WHAT IS BEING ASKED: When a line of the records contains "author", copy it.
BEGIN WORKING DATA
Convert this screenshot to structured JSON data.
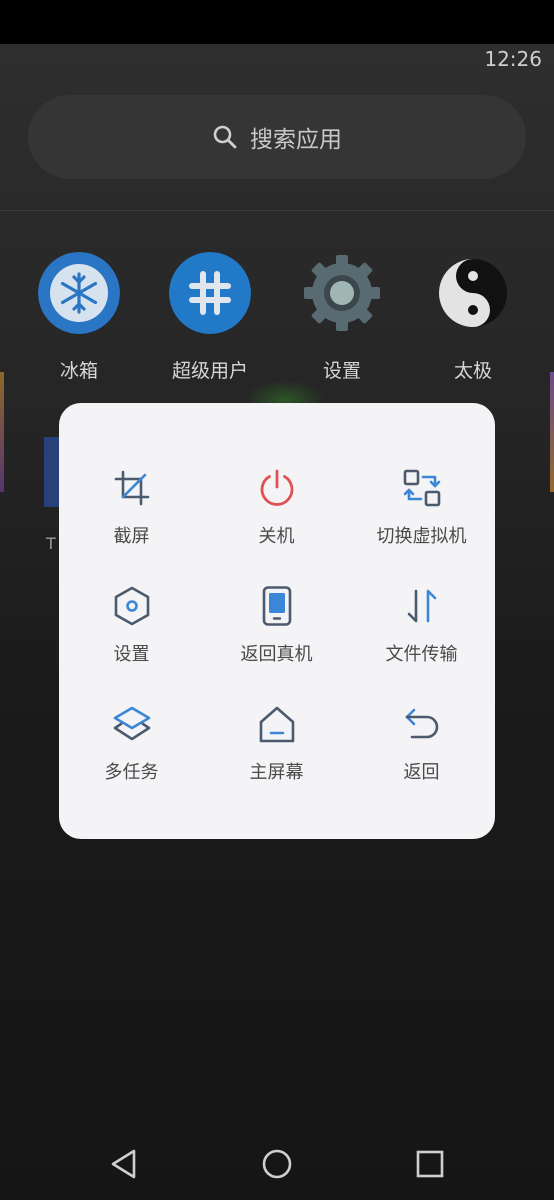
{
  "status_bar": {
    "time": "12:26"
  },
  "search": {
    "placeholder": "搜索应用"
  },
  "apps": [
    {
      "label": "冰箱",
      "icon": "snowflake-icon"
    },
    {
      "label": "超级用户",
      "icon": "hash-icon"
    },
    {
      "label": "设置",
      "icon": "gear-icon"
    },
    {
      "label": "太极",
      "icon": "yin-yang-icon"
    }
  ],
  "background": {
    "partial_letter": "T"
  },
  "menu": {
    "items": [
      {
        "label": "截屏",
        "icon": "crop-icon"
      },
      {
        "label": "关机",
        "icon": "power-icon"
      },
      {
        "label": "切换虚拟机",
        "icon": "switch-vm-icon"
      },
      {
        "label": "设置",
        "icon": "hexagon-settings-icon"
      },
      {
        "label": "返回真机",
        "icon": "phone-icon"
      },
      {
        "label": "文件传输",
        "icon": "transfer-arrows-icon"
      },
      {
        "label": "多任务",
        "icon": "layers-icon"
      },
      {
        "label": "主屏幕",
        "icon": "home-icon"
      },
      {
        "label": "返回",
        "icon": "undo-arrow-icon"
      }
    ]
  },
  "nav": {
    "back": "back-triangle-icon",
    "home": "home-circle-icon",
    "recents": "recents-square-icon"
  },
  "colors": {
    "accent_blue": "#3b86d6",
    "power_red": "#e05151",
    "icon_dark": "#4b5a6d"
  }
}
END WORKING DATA
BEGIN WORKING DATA
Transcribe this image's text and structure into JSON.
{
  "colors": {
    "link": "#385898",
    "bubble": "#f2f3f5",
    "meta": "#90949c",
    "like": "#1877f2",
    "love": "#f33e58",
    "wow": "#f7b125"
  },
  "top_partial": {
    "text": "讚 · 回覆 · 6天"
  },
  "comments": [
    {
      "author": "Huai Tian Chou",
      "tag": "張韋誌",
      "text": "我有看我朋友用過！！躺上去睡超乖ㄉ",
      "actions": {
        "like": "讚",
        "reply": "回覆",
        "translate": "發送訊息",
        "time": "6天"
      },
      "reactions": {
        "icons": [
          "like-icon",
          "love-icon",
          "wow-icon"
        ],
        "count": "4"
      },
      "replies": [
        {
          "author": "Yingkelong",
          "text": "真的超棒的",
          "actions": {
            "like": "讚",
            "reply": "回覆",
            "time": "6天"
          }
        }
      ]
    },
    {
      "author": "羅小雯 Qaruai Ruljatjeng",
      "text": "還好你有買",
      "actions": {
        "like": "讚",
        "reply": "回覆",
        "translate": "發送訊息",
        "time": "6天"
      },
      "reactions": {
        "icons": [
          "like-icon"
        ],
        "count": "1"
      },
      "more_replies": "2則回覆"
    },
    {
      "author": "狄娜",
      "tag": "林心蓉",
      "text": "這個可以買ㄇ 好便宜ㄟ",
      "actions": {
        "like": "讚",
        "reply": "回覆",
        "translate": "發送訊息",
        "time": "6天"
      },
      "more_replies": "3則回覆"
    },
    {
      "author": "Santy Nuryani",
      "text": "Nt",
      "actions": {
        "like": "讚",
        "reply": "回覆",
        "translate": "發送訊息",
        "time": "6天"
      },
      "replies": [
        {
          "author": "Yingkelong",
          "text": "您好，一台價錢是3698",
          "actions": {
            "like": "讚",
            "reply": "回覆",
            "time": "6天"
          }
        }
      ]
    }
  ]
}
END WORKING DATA
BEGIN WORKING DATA
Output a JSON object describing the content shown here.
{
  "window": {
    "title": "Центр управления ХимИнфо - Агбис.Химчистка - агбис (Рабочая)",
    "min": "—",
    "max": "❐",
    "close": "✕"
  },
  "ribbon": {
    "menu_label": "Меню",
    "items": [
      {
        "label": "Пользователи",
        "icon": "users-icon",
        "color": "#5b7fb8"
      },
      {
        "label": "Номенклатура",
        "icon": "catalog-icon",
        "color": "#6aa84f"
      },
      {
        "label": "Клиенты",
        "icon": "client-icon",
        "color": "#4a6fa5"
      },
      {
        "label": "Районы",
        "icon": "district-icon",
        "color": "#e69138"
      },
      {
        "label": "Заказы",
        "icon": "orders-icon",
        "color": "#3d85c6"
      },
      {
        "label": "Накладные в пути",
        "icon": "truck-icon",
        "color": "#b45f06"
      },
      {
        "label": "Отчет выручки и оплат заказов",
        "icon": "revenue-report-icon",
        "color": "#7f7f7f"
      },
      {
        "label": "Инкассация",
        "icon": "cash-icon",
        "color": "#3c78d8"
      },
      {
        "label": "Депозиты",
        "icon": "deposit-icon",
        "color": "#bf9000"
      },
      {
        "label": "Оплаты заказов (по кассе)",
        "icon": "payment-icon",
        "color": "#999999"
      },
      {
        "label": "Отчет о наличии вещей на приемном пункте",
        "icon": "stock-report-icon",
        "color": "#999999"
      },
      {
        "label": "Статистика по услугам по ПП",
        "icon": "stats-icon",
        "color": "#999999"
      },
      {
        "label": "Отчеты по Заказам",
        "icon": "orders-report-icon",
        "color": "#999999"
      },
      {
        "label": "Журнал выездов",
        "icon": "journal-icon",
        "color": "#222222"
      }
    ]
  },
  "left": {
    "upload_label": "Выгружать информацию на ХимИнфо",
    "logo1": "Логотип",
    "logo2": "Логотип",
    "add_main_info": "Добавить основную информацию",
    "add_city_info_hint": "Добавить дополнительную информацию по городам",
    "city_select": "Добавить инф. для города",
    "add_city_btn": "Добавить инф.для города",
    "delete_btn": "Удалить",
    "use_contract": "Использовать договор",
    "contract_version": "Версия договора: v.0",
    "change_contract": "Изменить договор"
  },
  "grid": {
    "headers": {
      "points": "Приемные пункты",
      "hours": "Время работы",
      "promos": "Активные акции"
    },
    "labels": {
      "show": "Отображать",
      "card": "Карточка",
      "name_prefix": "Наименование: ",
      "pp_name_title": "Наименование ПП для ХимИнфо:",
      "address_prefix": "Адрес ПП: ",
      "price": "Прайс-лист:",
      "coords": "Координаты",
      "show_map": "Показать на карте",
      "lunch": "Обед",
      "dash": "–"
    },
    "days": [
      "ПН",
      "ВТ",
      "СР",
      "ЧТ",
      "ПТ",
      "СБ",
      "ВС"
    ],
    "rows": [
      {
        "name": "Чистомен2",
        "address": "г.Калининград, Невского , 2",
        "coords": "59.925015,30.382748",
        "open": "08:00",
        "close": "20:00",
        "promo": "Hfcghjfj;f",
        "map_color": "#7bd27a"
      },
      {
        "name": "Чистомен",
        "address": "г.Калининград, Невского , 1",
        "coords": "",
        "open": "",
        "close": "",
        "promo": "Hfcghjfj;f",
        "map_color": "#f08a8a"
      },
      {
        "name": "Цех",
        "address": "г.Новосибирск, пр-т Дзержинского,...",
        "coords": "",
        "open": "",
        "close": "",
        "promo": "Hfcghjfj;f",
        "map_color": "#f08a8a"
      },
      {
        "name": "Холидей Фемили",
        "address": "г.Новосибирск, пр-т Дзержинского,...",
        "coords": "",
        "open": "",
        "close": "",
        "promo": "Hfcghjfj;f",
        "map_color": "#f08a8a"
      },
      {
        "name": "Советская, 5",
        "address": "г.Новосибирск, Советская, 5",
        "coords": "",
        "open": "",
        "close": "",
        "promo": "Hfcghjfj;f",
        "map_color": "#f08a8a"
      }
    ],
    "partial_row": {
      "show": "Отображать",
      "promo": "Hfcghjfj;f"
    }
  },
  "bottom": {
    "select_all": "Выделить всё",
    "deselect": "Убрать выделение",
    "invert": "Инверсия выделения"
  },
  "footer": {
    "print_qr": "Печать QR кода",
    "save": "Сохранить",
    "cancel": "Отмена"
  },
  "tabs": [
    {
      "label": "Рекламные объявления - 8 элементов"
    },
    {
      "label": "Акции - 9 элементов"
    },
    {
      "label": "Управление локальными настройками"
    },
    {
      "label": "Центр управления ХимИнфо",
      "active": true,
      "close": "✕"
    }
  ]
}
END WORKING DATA
OUTPUT FOR THIS EXERCISE:
      "author": "Huai Tian Chou",
          "author": "Yingkelong",
      "author": "羅小雯 Qaruai Ruljatjeng",
      "author": "狄娜",
      "author": "Santy Nuryani",
          "author": "Yingkelong",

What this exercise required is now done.